(TRY IT): With pictures removed, print the listing exactly.

(GIVEN RECORDS):

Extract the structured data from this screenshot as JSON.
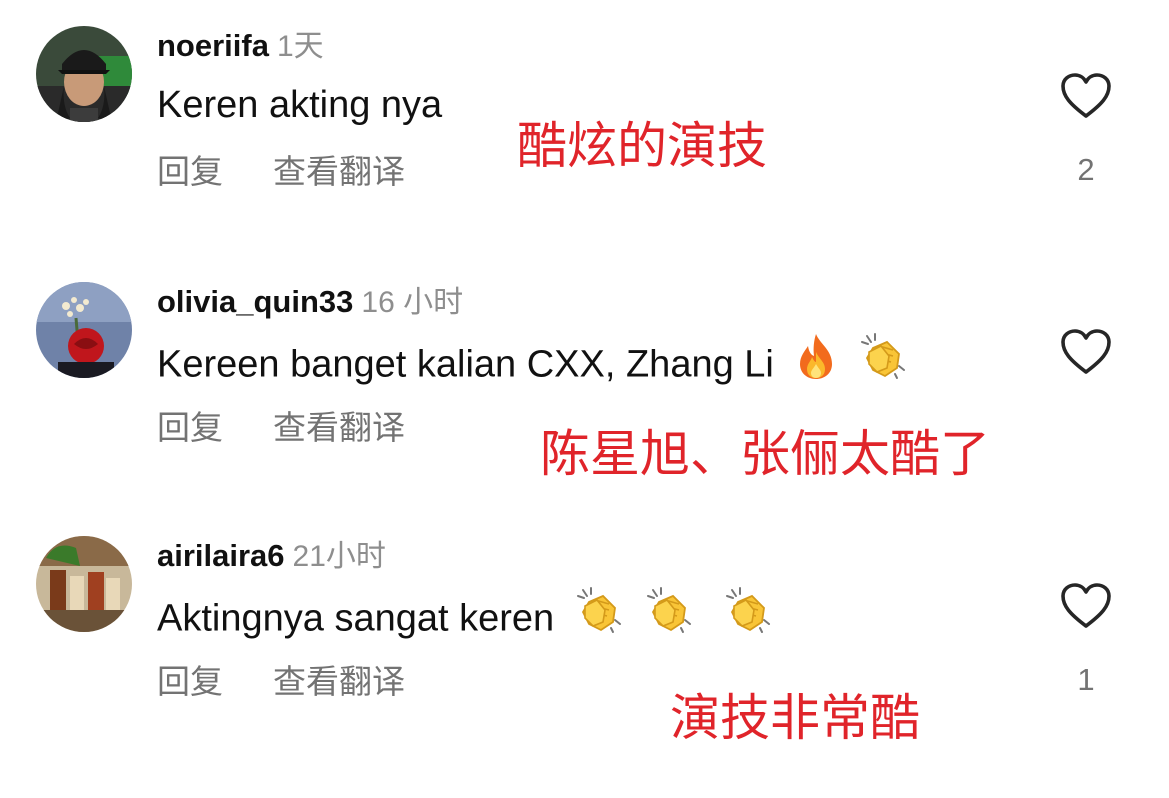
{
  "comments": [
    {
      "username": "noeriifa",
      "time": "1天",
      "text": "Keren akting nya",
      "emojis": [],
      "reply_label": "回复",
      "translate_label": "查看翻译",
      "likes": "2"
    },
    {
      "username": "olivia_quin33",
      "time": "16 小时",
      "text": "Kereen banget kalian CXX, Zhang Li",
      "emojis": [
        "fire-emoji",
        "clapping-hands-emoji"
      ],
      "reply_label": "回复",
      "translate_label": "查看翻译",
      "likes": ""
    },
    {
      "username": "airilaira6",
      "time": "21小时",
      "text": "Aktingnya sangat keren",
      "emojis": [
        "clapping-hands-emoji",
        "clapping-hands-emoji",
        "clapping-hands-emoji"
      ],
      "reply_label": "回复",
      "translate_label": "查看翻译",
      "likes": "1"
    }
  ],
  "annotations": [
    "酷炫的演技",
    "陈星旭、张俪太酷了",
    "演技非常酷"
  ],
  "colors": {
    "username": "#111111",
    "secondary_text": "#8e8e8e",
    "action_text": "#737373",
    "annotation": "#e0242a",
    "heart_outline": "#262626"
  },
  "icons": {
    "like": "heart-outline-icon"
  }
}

(RESULT OF THIS TASK):
Extract the structured data from this screenshot as JSON.
{
  "comments": [
    {
      "username": "noeriifa",
      "time": "1天",
      "text": "Keren akting nya",
      "emojis": [],
      "reply_label": "回复",
      "translate_label": "查看翻译",
      "likes": "2"
    },
    {
      "username": "olivia_quin33",
      "time": "16 小时",
      "text": "Kereen banget kalian CXX, Zhang Li",
      "emojis": [
        "fire-emoji",
        "clapping-hands-emoji"
      ],
      "reply_label": "回复",
      "translate_label": "查看翻译",
      "likes": ""
    },
    {
      "username": "airilaira6",
      "time": "21小时",
      "text": "Aktingnya sangat keren",
      "emojis": [
        "clapping-hands-emoji",
        "clapping-hands-emoji",
        "clapping-hands-emoji"
      ],
      "reply_label": "回复",
      "translate_label": "查看翻译",
      "likes": "1"
    }
  ],
  "annotations": [
    "酷炫的演技",
    "陈星旭、张俪太酷了",
    "演技非常酷"
  ],
  "colors": {
    "username": "#111111",
    "secondary_text": "#8e8e8e",
    "action_text": "#737373",
    "annotation": "#e0242a",
    "heart_outline": "#262626"
  },
  "icons": {
    "like": "heart-outline-icon"
  }
}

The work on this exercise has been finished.